EM: How about traditional theater vs. opera? Do you have a preference for either one?
RF: I’m passionate about both, but I’ve done more theater than opera and have more confidence with it. I’ve done a lot of Shakespeare, so I’m aware of having to accommodate text in an opera like Romeo and Juliet. In opera it’s all about text and music. Not knowing opera as well, I’m more dependent on others. Everyone at SDO is so supportive and helpful. I’ve enjoyed doing Puccini’s La Rondine at New York City Opera. Recently I designed two contemporary one-act operas for L.A. Opera, Der Zwerg (“The Dwarf”) and Der zebrochene Krug (“The Broken Jug”) that James Conlon had championed by Zemlinsky and Ullmann, two composers whose work was suppressed by the Nazis. One of them had a huge set with an elaborate mirrored room that resembled Versailles. The Dwarf took inspiration from the famous painting by Velázquez.
EM: What is a unit set? What made you decide on one for Murder In The Cathedral?
RF: A unit set is one set used for all of the scenes; it creates a different feeling for the props. Murder is written in a way that requires only one location: the Cathedral. In the early stages we had to decide where to put things, especially where to put the large chorus; they had to be able to see the conductor. In the end, choir stalls took up too much space. We didn’t include them or the open square in front of the Cathedral. We could tell certain parts of the story with curtain effects; for instance the light pouring through it to show the stained glass.
EM: Did you actually visit the Cathedral at Canterbury to get an authentic in-person view of the “Becket” window?
RF: Ian’s been to Canterbury recently. I hadn’t visited there since I first saw it in the 1960s but went back during a trip to Britain a year ago to photograph the windows, since I couldn’t find any high resolution images. I knew what the set would be like; I wanted to reinforce that I was doing the right thing. I’ve always been struck by the unique design of the crypt. It’s quite different from the usual – located halfway down from the altar instead of in the basement – and there are windows to let in light as opposed to the usual complete darkness of a crypt. Of course, very little is left of what was there when Becket was there. It was all rebuilt several times.
EM: When designing for the opera, is there a close collaboration between you and the conductor? How does this relationship compare with, for example, that with the director?

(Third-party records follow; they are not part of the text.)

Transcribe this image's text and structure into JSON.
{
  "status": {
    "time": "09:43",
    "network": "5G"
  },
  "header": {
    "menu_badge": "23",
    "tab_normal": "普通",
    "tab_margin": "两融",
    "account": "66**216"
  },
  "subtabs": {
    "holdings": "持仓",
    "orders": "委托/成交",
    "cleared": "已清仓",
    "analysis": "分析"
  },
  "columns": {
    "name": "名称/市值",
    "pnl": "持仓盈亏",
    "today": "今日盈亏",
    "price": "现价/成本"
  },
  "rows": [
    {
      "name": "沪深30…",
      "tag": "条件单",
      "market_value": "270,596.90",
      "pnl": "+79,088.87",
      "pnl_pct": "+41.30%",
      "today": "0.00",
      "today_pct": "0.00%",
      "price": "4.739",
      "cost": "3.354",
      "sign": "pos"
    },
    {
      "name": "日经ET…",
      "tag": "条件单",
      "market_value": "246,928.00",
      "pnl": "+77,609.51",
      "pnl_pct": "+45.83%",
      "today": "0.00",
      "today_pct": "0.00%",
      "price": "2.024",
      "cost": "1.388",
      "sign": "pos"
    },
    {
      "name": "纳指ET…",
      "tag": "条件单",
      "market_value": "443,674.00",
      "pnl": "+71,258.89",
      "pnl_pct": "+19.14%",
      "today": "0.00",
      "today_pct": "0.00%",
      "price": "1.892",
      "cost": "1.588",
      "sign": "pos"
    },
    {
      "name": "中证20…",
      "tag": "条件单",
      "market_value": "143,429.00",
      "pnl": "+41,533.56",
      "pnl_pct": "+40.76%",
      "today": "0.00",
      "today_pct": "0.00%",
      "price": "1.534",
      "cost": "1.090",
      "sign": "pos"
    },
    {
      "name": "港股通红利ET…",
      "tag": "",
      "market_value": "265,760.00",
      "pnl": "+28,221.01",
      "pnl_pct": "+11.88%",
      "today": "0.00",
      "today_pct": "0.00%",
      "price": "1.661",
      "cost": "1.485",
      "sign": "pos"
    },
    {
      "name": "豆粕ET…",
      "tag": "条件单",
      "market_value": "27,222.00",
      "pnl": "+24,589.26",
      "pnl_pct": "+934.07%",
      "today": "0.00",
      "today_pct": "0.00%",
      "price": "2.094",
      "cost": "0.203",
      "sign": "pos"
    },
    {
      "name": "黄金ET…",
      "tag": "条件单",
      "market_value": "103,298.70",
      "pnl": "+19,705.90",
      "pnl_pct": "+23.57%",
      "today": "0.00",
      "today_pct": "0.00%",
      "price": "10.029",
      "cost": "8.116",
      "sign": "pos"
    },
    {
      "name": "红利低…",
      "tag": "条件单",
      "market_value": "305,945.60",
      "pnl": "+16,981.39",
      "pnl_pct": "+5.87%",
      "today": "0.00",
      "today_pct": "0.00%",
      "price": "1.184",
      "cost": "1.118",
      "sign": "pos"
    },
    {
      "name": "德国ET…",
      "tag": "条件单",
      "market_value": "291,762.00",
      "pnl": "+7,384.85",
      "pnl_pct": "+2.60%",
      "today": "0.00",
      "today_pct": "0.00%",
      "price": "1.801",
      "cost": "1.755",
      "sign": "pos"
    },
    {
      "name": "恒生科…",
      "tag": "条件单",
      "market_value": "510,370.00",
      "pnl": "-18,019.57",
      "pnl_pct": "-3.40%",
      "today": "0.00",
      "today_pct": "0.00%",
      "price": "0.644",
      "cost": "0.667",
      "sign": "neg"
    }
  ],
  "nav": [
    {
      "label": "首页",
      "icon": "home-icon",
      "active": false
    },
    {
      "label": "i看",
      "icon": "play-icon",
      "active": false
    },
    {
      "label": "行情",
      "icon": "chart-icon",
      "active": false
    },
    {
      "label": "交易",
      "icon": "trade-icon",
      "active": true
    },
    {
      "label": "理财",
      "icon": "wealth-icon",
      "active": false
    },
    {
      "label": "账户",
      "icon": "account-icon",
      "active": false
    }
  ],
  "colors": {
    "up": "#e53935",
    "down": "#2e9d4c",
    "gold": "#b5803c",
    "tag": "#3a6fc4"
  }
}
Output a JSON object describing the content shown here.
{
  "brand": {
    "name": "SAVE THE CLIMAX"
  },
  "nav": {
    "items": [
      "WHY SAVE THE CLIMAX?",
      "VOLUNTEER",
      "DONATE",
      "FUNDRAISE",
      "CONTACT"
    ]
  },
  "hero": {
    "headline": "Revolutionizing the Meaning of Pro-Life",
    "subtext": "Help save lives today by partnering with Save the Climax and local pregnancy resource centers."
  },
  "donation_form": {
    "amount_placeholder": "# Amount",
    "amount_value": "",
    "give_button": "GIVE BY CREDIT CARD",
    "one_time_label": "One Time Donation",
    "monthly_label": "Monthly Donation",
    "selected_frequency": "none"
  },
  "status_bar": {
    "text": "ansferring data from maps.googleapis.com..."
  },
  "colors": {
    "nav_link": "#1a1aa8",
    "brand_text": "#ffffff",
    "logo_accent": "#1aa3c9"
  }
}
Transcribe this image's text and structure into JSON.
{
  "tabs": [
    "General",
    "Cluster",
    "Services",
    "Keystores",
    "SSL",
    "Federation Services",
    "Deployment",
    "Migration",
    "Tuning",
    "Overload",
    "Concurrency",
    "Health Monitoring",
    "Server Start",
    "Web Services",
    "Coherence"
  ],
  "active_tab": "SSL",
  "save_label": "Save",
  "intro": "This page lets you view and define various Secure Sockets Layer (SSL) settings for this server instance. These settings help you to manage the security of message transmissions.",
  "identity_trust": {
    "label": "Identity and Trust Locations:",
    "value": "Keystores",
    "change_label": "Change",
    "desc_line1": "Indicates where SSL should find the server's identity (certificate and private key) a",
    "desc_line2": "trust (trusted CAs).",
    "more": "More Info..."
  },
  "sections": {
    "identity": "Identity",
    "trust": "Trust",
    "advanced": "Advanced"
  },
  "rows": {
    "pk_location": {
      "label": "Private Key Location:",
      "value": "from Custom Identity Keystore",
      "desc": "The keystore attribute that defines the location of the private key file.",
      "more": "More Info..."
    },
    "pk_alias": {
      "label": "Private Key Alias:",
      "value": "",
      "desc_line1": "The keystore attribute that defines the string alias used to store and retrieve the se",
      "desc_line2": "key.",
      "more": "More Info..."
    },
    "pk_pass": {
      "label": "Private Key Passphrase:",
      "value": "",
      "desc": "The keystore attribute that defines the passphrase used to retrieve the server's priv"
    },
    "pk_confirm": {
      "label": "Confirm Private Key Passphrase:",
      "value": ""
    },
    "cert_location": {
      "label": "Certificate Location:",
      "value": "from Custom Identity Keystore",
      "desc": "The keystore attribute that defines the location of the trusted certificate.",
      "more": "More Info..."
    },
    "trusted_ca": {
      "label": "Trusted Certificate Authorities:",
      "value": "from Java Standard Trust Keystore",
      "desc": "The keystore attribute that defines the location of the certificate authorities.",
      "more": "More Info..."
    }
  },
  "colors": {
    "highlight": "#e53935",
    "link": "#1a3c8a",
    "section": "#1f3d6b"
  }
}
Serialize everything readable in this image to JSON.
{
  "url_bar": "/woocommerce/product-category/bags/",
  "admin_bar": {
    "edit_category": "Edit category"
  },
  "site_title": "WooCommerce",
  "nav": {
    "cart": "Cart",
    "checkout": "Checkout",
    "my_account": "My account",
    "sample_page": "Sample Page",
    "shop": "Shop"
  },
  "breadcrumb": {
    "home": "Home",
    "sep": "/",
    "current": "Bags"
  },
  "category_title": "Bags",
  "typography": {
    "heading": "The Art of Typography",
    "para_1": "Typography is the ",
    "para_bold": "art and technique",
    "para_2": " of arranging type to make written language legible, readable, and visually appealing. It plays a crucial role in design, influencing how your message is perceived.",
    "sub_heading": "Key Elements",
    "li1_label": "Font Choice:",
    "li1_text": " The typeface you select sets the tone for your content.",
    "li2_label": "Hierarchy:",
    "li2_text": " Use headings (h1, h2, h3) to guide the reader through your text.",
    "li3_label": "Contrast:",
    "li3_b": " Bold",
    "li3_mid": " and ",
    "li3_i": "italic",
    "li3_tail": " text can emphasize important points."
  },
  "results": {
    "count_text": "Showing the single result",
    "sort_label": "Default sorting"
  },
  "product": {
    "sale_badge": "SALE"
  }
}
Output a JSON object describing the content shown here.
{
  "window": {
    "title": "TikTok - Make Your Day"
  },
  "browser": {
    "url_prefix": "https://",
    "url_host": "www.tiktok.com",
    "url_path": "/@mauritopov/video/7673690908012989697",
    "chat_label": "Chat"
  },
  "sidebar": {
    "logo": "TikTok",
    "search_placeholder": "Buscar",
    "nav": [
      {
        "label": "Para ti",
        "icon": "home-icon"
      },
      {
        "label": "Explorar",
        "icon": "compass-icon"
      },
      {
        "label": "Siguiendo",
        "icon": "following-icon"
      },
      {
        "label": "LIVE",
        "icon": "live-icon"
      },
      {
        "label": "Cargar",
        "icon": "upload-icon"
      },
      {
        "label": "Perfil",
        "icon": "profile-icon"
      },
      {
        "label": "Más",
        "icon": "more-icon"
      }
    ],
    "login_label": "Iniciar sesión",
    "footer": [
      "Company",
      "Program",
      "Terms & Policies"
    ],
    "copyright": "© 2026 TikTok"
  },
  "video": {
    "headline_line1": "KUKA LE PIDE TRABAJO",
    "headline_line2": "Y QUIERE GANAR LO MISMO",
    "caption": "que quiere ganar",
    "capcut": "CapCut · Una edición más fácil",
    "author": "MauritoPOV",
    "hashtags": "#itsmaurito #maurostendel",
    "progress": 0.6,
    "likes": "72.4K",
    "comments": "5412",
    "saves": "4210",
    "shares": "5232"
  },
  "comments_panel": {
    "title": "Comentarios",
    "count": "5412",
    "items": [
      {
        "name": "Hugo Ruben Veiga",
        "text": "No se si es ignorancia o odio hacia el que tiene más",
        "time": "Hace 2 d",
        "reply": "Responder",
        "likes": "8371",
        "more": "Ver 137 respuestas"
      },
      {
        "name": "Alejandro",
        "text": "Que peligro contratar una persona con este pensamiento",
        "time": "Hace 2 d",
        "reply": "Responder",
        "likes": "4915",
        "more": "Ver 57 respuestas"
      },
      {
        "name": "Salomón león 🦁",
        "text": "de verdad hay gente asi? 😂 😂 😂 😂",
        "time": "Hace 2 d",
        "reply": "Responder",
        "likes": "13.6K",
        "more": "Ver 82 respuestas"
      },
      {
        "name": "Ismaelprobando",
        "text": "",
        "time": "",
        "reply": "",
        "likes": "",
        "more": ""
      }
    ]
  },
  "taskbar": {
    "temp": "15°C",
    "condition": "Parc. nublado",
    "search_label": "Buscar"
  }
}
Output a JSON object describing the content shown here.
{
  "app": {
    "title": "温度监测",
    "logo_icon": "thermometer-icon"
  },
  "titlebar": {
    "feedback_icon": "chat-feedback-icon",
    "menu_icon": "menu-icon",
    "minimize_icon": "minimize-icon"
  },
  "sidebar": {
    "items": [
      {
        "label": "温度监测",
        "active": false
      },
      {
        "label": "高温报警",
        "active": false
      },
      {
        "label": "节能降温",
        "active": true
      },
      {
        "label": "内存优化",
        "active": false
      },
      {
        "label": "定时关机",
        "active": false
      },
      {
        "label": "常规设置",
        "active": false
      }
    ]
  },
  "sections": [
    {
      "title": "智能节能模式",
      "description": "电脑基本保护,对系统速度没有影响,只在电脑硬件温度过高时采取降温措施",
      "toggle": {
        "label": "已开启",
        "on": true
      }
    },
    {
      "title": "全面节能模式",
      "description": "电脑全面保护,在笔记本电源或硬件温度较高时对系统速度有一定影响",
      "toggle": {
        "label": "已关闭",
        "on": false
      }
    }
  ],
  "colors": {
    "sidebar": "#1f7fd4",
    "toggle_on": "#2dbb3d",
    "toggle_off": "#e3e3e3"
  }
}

RF: Generally not nearly as close; but in the case of James Conlon, since the music was so unfamiliar to the audience the collaboration was closer than usual. He was very straightforward about what approach he wanted, which made it easier.
EM: Ralph, thank you so much for your insights and for giving us a bit of a “preview” of what we will be seeing on stage. We are all eagerly anticipating the premiere.
RF: So am I – and you’re very welcome.